» **Dataset rows for apps and sites**:
____
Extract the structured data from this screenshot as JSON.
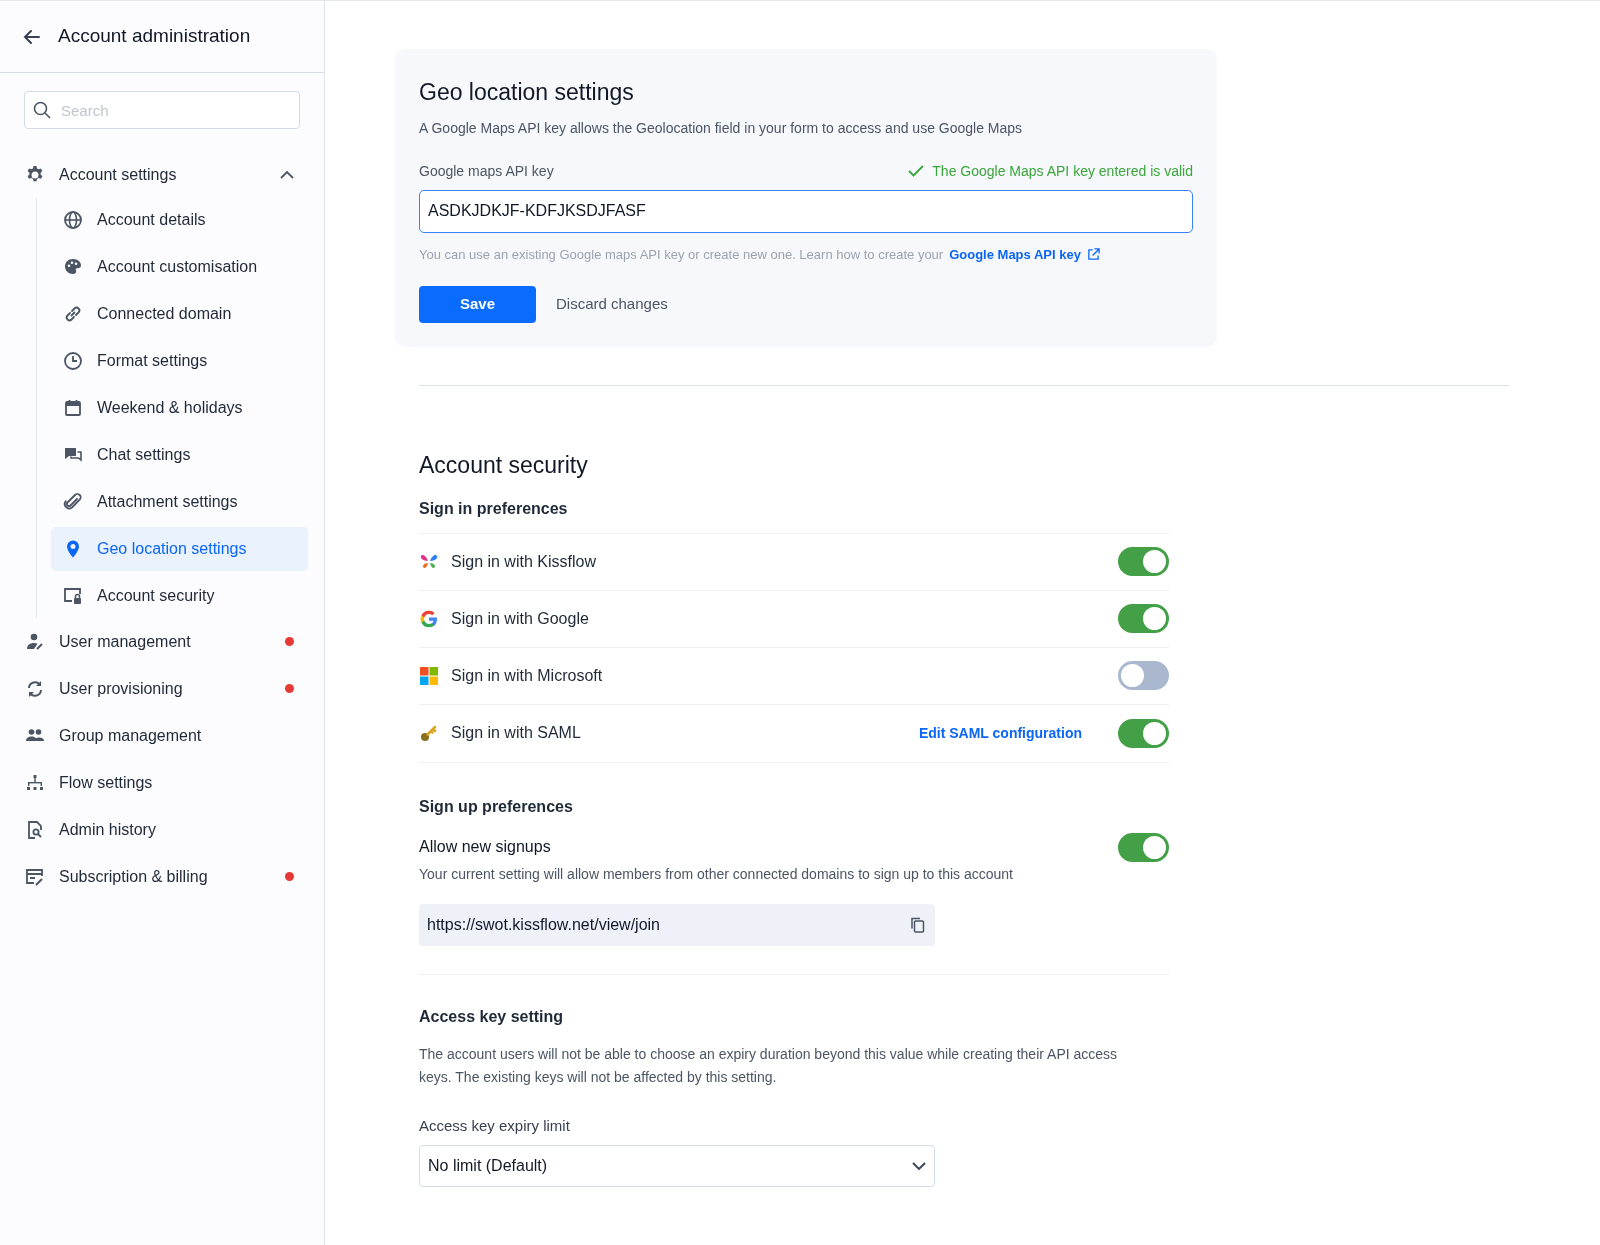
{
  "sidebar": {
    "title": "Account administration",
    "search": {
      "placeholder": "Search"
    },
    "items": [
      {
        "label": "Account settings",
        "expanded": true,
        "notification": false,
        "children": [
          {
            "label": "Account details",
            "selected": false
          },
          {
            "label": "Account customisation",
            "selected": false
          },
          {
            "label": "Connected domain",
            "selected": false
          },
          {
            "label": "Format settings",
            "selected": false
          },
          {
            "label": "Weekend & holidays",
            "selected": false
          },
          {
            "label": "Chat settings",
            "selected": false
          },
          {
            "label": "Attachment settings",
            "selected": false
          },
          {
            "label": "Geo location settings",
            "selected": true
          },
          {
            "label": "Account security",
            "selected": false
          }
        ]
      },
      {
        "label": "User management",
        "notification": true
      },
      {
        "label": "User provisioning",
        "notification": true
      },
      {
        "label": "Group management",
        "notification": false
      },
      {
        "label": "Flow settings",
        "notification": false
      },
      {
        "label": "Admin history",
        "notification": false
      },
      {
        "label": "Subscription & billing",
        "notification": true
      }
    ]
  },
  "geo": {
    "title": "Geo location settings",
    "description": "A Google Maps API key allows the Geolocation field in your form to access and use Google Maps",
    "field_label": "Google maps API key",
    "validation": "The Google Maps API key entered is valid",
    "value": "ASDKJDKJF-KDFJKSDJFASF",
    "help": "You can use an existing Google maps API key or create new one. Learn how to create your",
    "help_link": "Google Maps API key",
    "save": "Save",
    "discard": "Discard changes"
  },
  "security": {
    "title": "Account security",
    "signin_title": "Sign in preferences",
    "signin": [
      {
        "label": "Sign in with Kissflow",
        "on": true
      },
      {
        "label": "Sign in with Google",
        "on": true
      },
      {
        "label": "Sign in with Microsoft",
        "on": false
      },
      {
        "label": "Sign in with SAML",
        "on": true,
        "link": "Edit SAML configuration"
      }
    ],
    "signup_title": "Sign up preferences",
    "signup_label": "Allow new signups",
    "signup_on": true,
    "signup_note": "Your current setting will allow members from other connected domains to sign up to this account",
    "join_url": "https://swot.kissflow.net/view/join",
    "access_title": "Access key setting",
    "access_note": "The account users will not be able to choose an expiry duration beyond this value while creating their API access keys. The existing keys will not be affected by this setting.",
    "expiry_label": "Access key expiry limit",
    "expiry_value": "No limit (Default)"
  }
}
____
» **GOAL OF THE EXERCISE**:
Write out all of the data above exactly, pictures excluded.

» **TASK RESPONSE**:
Extract the structured data from this screenshot as JSON.
{
  "sidebar": {
    "title": "Account administration",
    "search": {
      "placeholder": "Search"
    },
    "items": [
      {
        "label": "Account settings",
        "expanded": true,
        "notification": false,
        "children": [
          {
            "label": "Account details",
            "selected": false
          },
          {
            "label": "Account customisation",
            "selected": false
          },
          {
            "label": "Connected domain",
            "selected": false
          },
          {
            "label": "Format settings",
            "selected": false
          },
          {
            "label": "Weekend & holidays",
            "selected": false
          },
          {
            "label": "Chat settings",
            "selected": false
          },
          {
            "label": "Attachment settings",
            "selected": false
          },
          {
            "label": "Geo location settings",
            "selected": true
          },
          {
            "label": "Account security",
            "selected": false
          }
        ]
      },
      {
        "label": "User management",
        "notification": true
      },
      {
        "label": "User provisioning",
        "notification": true
      },
      {
        "label": "Group management",
        "notification": false
      },
      {
        "label": "Flow settings",
        "notification": false
      },
      {
        "label": "Admin history",
        "notification": false
      },
      {
        "label": "Subscription & billing",
        "notification": true
      }
    ]
  },
  "geo": {
    "title": "Geo location settings",
    "description": "A Google Maps API key allows the Geolocation field in your form to access and use Google Maps",
    "field_label": "Google maps API key",
    "validation": "The Google Maps API key entered is valid",
    "value": "ASDKJDKJF-KDFJKSDJFASF",
    "help": "You can use an existing Google maps API key or create new one. Learn how to create your",
    "help_link": "Google Maps API key",
    "save": "Save",
    "discard": "Discard changes"
  },
  "security": {
    "title": "Account security",
    "signin_title": "Sign in preferences",
    "signin": [
      {
        "label": "Sign in with Kissflow",
        "on": true
      },
      {
        "label": "Sign in with Google",
        "on": true
      },
      {
        "label": "Sign in with Microsoft",
        "on": false
      },
      {
        "label": "Sign in with SAML",
        "on": true,
        "link": "Edit SAML configuration"
      }
    ],
    "signup_title": "Sign up preferences",
    "signup_label": "Allow new signups",
    "signup_on": true,
    "signup_note": "Your current setting will allow members from other connected domains to sign up to this account",
    "join_url": "https://swot.kissflow.net/view/join",
    "access_title": "Access key setting",
    "access_note": "The account users will not be able to choose an expiry duration beyond this value while creating their API access keys. The existing keys will not be affected by this setting.",
    "expiry_label": "Access key expiry limit",
    "expiry_value": "No limit (Default)"
  }
}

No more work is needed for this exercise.